Welcome to this learning resource on fundamentals of water holding capacity (WHC) of meat!

This learning resource consists of six sections:

Entire Male Pigs


Welcome to this learning resource on entire male pigs!

It has been known since the Middle Ages that meat from a small minority (up to 10 %) of entire male pigs has an unpleasant odour, the so-called boar taint. The sensibility to boar taint is different between consumers and it can only be detected by some of the consumers and mainly when the pork is heated (Støier, 2010).

Problems with boar taint are nevertheless the primary reason for castration being routinely performed on the majority of male pigs in commercial meat production. Castration also results in reduced aggressive and sexual behaviour between pigs and a higher proportion of fat in carcasses.

Entire male pigs are preferred for meat production for several reasons. They are more efficient than castrates at converting feed into lean meat and, because they are slaughtered at an earlier age, they have less negative impact on the environment. However, castration has economic drawbacks in that it impairs growth for some days after surgery and involves extra labour. In recent years knowledge about the pain and animal welfare issues related to castration, and consumer concerns, have focused greater attention on the castration of male pigs.

In this learning resource we will explain the reasons for boar taint, consider methods of detecting and measuring boar taint, and discuss the alternatives to castration. The point of departure is that all stakeholders prefer entire male pigs with high meat quality, rather than castrated pigs.
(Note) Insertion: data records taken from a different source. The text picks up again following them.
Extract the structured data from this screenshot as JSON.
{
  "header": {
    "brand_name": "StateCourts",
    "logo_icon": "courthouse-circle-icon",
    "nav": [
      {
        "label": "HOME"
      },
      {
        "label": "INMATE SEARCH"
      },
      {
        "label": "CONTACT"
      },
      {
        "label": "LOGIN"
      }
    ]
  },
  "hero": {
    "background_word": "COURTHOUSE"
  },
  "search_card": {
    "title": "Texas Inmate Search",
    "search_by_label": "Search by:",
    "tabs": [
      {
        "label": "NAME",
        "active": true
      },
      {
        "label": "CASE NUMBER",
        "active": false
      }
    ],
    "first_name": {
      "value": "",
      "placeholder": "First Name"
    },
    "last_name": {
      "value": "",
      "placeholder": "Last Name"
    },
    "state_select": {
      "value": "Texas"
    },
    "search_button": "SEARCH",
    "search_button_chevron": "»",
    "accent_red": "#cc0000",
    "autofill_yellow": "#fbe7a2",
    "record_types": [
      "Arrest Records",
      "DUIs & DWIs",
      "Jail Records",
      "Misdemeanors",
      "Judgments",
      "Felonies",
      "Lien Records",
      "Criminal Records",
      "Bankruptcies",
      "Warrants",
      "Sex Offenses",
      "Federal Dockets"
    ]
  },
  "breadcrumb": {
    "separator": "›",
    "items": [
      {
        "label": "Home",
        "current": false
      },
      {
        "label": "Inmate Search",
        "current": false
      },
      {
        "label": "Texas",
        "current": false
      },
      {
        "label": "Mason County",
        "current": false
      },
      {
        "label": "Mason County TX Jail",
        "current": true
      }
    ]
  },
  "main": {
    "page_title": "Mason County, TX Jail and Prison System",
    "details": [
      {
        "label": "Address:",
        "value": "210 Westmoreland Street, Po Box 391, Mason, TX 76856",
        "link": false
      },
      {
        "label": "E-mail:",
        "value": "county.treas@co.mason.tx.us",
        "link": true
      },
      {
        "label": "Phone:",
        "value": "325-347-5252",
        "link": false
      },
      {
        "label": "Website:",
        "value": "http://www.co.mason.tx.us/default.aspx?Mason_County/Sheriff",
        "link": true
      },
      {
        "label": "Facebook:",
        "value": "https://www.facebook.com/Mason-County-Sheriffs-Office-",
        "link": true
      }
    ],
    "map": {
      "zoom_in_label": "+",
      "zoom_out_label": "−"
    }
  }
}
We will discuss the dilemma of poor welfare associated with castration (pain and risk to the health of the animals) and the poor welfare of uncastrated pigs farmed in confined spaces (stress and fighting, resulting in skin lesions and ultimately carcass damage).

The scientific report on the animal welfare aspects of the castration of piglets has been peer-reviewed by the members of the Scientific Panel for Animal Health and Welfare (AHAW) for the European Food Safety Authority (EFSA). The report was adopted in 2004.

Animal Welfare-friendly Pig Housing Systems


Welcome to this learning resource on animal welfare-friendly pig housing systems. The way we produce pigs for pork consumption is of great concern. Animal welfare legislation and the means of enforcing it are becoming clearer and more powerful.

This learning resource is based on an inventory of 108 pork production systems in the EU and competing countries and a survey on consumer attitudes to pork production that was conducted in 2008. It includes examples from six different production systems in two countries, France and Sweden. The systems are described from economic, technical and animal welfare perspectives. It has a strong focus on video clips from different pig production systems.

The first video about pigs in a semi-natural environment includes clips showing pig behaviour in semi-natural conditions and in different commercial systems in Sweden, the UK and Denmark. Interviews with researchers, politicians and farmers are also included. This video is about 20 minutes long.

After this introduction the learning resource is divided into sections according to the production stage of the pig. For each production stage a number of different commercial pig production systems are presented - conventional systems and systems with a focus on animal welfare-friendly pig housing. Every system is presented with video clips and production figures. By exploring the material you will learn more about the mechanisms behind the different behaviours of the pig and what should be taken into account when building housing systems.

The scientific reports on the animal welfare aspects of different housing and husbandry systems are peer-reviewed by the members of the Scientific Panel for Animal Health and Welfare (AHAW) for the European Food Safety Authority (EFSA). The report on adult breeding boars, pregnant and farrowing sows, and unweaned piglets was adopted in 2007 and the report on weaners and rearing pigs was adopted in 2005.

Low salt pig-meat products and novel formulations


A learning resource on Low salt pig-meat products and novel formulations.

Strategic New Product Development


OER on the process for new product development (NPD) with implications for the European pork sector.